= Required work =
Go through the data line by line and count the lines that hold "site". Reply with the total only.

= Dataset entries =
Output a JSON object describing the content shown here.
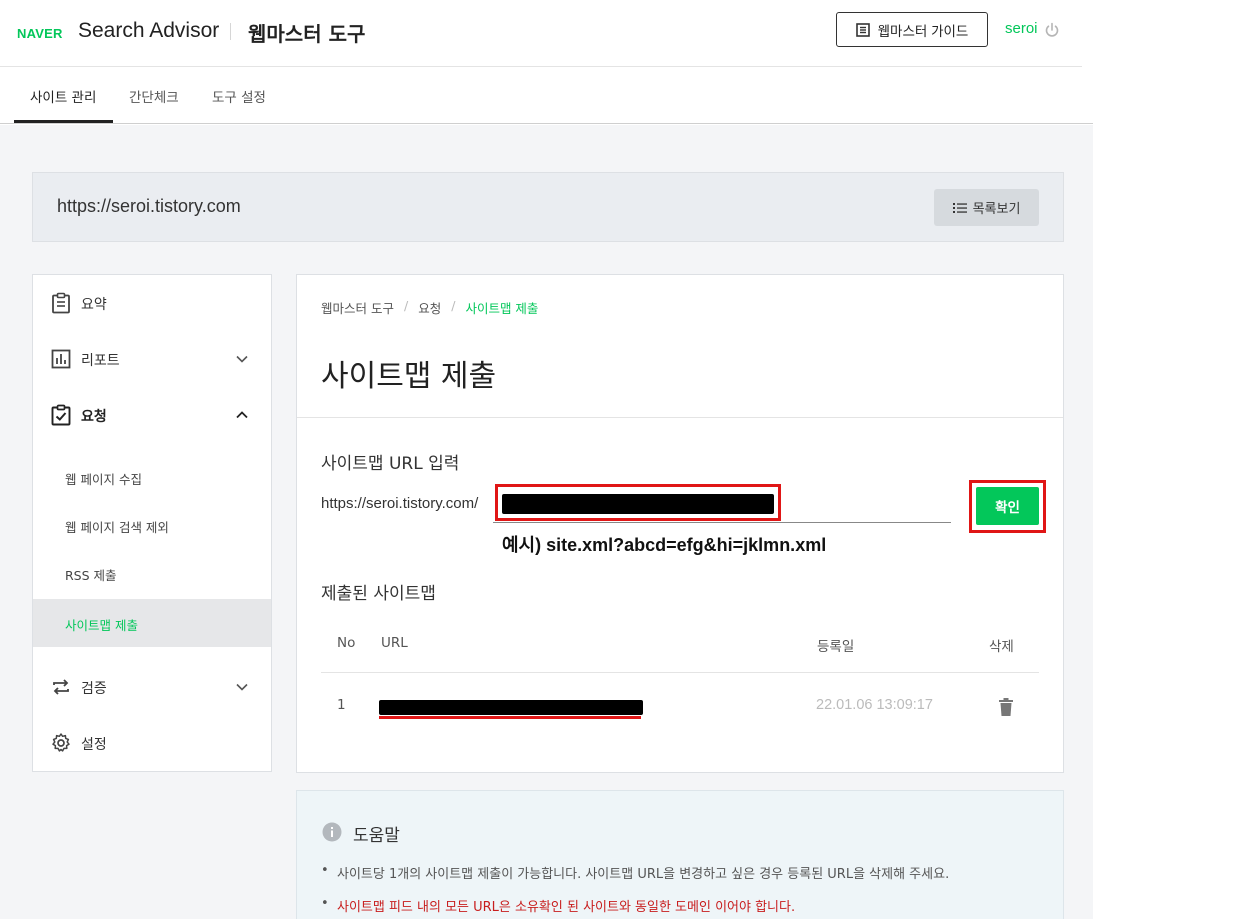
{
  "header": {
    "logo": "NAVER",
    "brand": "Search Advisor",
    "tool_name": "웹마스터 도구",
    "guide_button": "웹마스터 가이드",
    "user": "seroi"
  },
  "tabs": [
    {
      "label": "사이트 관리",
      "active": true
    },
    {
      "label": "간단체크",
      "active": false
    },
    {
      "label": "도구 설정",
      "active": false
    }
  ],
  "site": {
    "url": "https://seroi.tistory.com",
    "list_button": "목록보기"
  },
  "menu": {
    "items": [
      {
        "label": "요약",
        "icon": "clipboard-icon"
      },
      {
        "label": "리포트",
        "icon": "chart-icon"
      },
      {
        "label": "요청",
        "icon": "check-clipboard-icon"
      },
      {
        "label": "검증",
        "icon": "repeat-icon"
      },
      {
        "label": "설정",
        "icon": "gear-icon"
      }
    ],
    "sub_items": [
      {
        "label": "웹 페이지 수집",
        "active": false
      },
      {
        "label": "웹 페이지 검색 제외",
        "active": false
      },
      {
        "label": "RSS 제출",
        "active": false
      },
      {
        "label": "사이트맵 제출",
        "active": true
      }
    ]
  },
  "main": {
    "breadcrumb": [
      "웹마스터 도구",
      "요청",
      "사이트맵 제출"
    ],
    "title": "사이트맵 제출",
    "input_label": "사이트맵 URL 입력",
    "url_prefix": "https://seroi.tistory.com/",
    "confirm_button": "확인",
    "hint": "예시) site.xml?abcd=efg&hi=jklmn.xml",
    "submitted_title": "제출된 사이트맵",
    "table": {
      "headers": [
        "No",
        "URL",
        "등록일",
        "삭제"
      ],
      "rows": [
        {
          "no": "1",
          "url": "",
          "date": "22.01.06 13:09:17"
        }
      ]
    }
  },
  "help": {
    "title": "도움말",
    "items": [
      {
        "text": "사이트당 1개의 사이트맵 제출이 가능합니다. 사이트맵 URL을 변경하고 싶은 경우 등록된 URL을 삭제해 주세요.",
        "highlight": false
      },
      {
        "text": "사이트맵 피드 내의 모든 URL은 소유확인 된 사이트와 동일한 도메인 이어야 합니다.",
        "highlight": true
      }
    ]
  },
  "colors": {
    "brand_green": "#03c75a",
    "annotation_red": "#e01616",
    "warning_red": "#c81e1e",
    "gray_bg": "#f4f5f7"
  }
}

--

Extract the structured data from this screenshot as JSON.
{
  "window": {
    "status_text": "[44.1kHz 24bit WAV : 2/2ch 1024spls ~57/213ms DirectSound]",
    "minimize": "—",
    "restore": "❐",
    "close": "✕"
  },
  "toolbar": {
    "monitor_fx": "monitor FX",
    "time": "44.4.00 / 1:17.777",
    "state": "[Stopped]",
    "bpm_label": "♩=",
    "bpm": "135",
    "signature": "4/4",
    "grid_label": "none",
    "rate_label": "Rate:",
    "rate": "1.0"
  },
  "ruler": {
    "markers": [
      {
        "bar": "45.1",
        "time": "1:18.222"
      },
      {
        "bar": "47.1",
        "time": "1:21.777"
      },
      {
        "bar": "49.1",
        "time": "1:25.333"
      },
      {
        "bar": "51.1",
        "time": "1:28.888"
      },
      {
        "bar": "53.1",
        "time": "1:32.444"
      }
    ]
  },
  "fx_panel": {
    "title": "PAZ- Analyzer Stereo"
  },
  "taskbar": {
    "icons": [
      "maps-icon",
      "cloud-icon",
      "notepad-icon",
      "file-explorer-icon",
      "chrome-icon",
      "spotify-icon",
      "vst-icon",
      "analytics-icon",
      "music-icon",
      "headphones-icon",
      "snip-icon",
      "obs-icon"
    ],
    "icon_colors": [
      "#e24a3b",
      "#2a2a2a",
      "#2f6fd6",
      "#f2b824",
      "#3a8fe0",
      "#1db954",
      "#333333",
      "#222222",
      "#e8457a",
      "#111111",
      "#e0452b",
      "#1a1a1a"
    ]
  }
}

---

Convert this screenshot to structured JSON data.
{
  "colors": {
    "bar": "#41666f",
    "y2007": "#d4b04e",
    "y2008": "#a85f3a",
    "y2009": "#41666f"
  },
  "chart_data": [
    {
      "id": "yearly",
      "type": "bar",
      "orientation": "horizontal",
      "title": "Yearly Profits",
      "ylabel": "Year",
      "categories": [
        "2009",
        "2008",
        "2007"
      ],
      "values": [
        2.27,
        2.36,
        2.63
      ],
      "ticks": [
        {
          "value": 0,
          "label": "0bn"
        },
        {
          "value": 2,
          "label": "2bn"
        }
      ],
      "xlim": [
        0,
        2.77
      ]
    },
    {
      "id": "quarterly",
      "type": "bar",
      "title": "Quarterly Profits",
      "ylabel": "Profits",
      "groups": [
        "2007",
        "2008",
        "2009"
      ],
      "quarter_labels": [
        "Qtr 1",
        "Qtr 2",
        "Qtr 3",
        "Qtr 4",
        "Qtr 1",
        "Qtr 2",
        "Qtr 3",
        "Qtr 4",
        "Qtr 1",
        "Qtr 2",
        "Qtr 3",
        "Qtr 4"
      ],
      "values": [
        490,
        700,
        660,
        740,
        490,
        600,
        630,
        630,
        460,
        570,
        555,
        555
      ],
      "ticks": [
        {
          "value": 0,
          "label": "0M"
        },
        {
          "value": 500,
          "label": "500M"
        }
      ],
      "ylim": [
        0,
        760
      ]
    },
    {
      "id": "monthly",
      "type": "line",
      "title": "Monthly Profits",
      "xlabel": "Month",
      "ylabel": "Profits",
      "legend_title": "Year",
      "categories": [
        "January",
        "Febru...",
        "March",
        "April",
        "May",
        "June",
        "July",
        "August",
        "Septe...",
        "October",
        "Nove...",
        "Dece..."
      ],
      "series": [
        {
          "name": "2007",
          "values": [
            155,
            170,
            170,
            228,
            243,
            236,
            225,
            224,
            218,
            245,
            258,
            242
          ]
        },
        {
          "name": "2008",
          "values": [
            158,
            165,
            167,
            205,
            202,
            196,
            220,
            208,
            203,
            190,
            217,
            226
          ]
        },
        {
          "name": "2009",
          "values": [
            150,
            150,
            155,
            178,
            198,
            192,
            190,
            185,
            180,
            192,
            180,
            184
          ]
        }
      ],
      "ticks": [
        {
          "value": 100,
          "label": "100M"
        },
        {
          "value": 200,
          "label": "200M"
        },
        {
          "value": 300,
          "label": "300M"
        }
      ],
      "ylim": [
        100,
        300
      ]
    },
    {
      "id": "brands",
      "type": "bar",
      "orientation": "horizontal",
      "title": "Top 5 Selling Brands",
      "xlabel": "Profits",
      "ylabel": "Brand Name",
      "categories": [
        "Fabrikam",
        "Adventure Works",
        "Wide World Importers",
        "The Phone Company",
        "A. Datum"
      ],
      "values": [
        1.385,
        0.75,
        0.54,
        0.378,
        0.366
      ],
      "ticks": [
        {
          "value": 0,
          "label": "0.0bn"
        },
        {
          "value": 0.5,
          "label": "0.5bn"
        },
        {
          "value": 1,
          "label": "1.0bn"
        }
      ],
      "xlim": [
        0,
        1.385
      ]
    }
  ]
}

= Response box =
2